# Your instructions
Copy each line below as written, but skip the pictures.

# Task input

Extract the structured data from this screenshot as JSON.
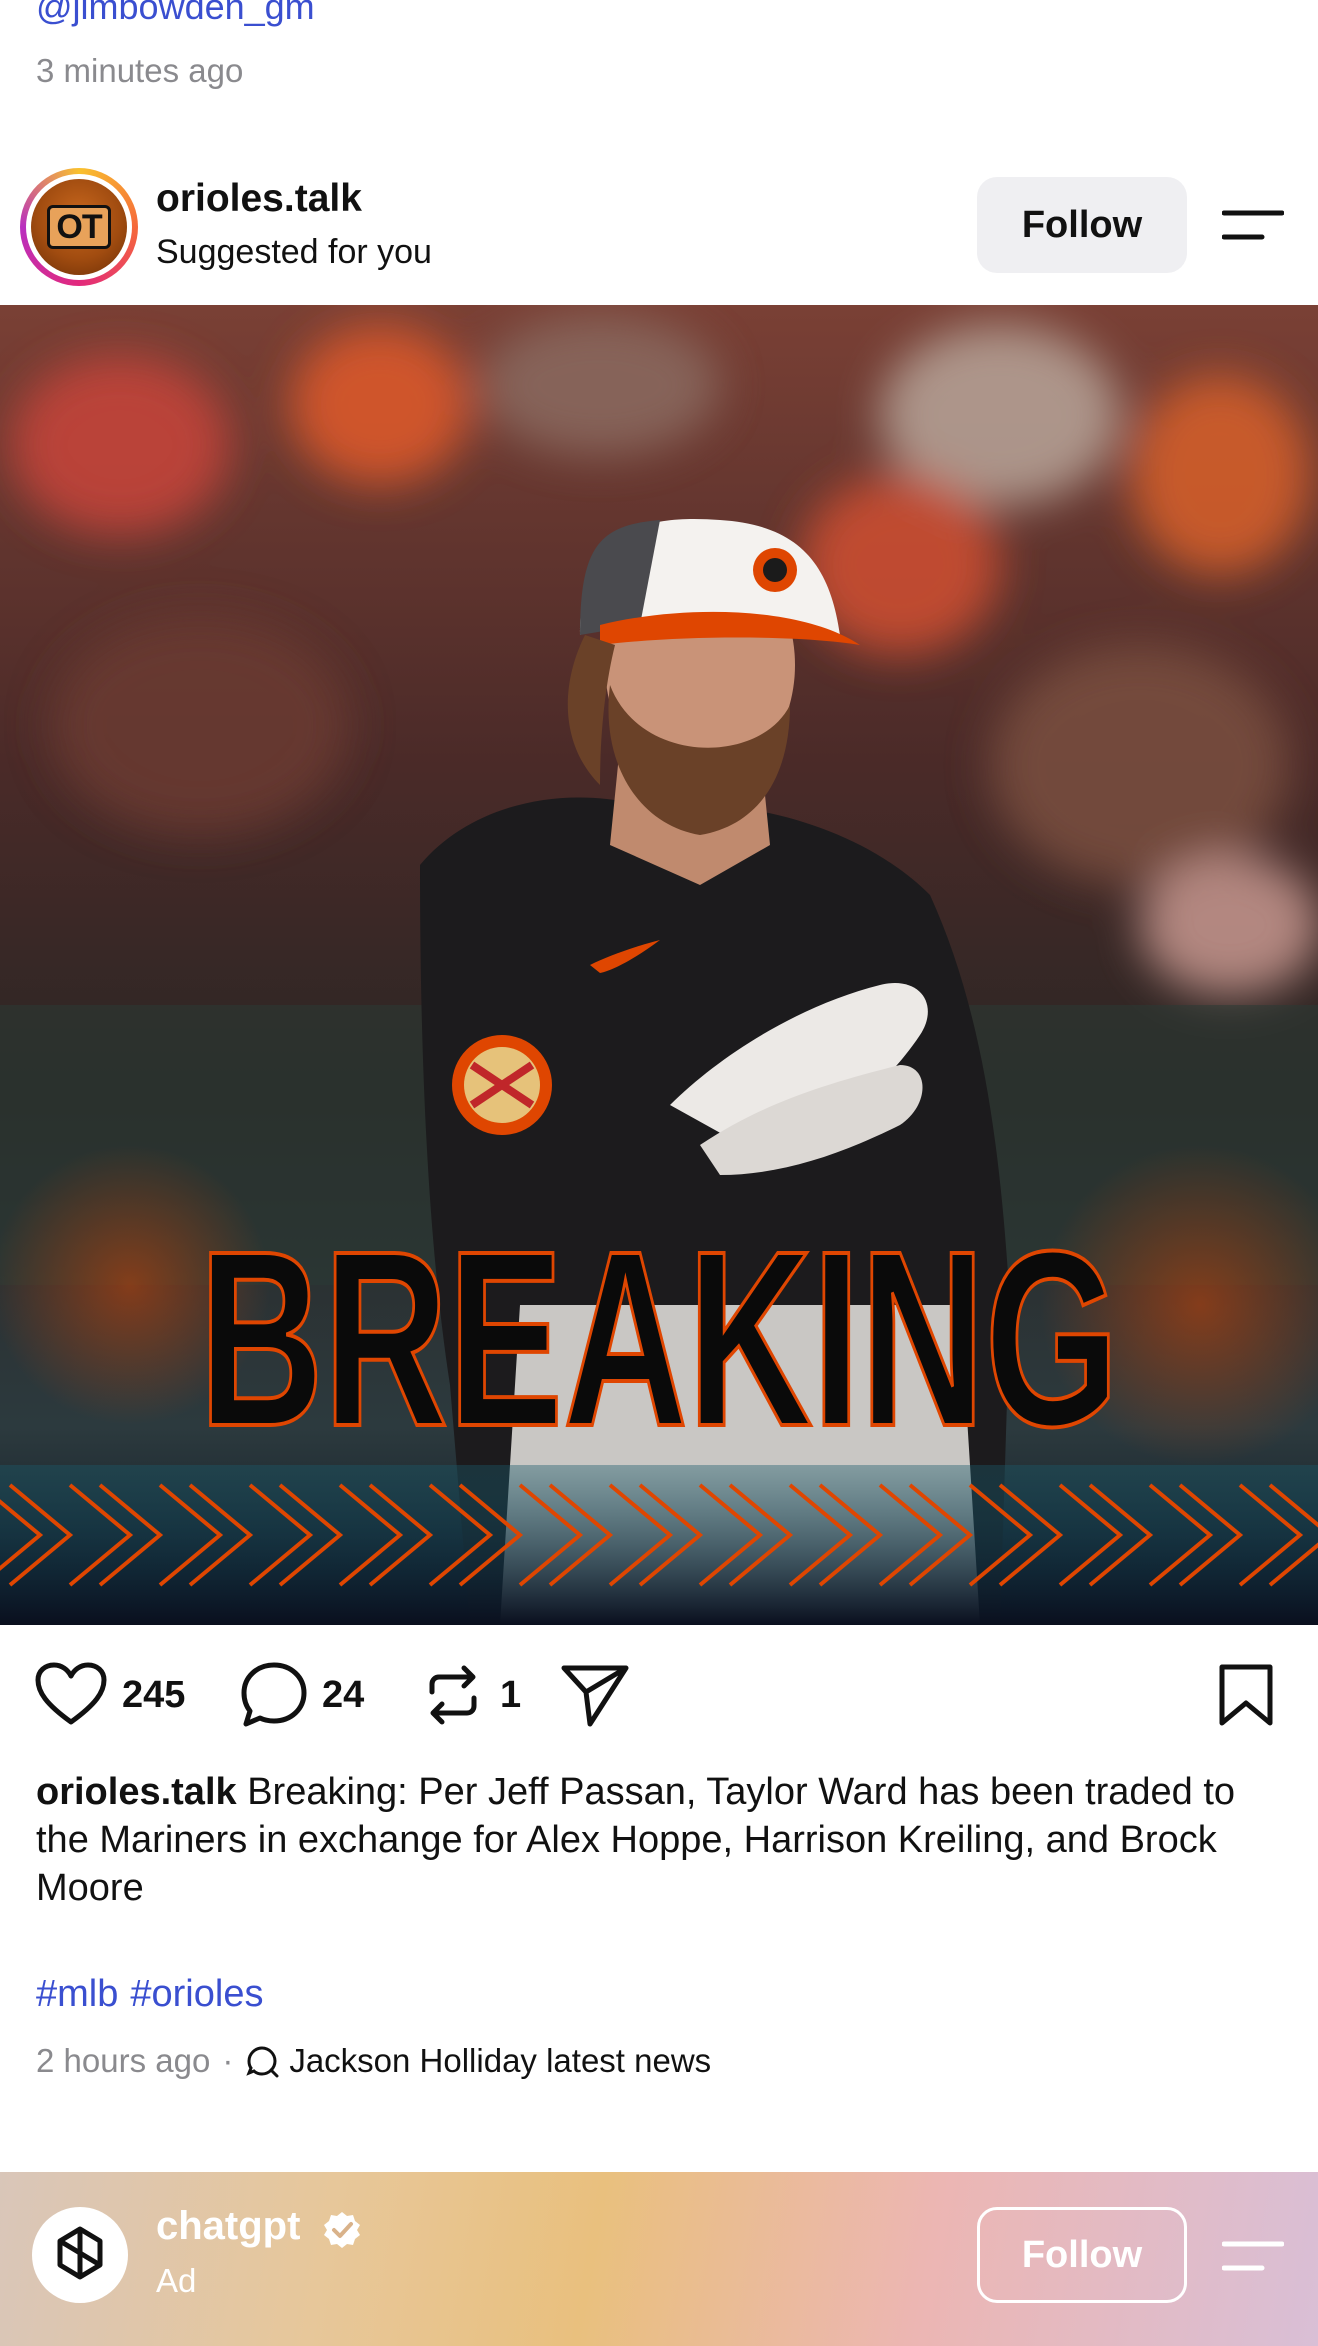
{
  "previous_post": {
    "handle": "@jimbowden_gm",
    "time": "3 minutes ago"
  },
  "post": {
    "username": "orioles.talk",
    "subtitle": "Suggested for you",
    "follow_label": "Follow",
    "avatar_text": "OT",
    "image_overlay_text": "BREAKING",
    "likes": "245",
    "comments": "24",
    "reposts": "1",
    "caption_user": "orioles.talk",
    "caption_text": " Breaking: Per Jeff Passan, Taylor Ward has been traded to the Mariners in exchange for Alex Hoppe, Harrison Kreiling, and Brock Moore",
    "hashtags": [
      "#mlb",
      "#orioles"
    ],
    "time": "2 hours ago",
    "separator": "·",
    "topic": "Jackson Holliday latest news"
  },
  "ad_post": {
    "username": "chatgpt",
    "label": "Ad",
    "follow_label": "Follow"
  },
  "colors": {
    "link": "#3a4fd0",
    "muted": "#8a8a8e",
    "orioles_orange": "#df4601"
  }
}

# Result of this exercise
Extract the structured data from this screenshot as JSON.
{
  "previous_post": {
    "handle": "@jimbowden_gm",
    "time": "3 minutes ago"
  },
  "post": {
    "username": "orioles.talk",
    "subtitle": "Suggested for you",
    "follow_label": "Follow",
    "avatar_text": "OT",
    "image_overlay_text": "BREAKING",
    "likes": "245",
    "comments": "24",
    "reposts": "1",
    "caption_user": "orioles.talk",
    "caption_text": " Breaking: Per Jeff Passan, Taylor Ward has been traded to the Mariners in exchange for Alex Hoppe, Harrison Kreiling, and Brock Moore",
    "hashtags": [
      "#mlb",
      "#orioles"
    ],
    "time": "2 hours ago",
    "separator": "·",
    "topic": "Jackson Holliday latest news"
  },
  "ad_post": {
    "username": "chatgpt",
    "label": "Ad",
    "follow_label": "Follow"
  },
  "colors": {
    "link": "#3a4fd0",
    "muted": "#8a8a8e",
    "orioles_orange": "#df4601"
  }
}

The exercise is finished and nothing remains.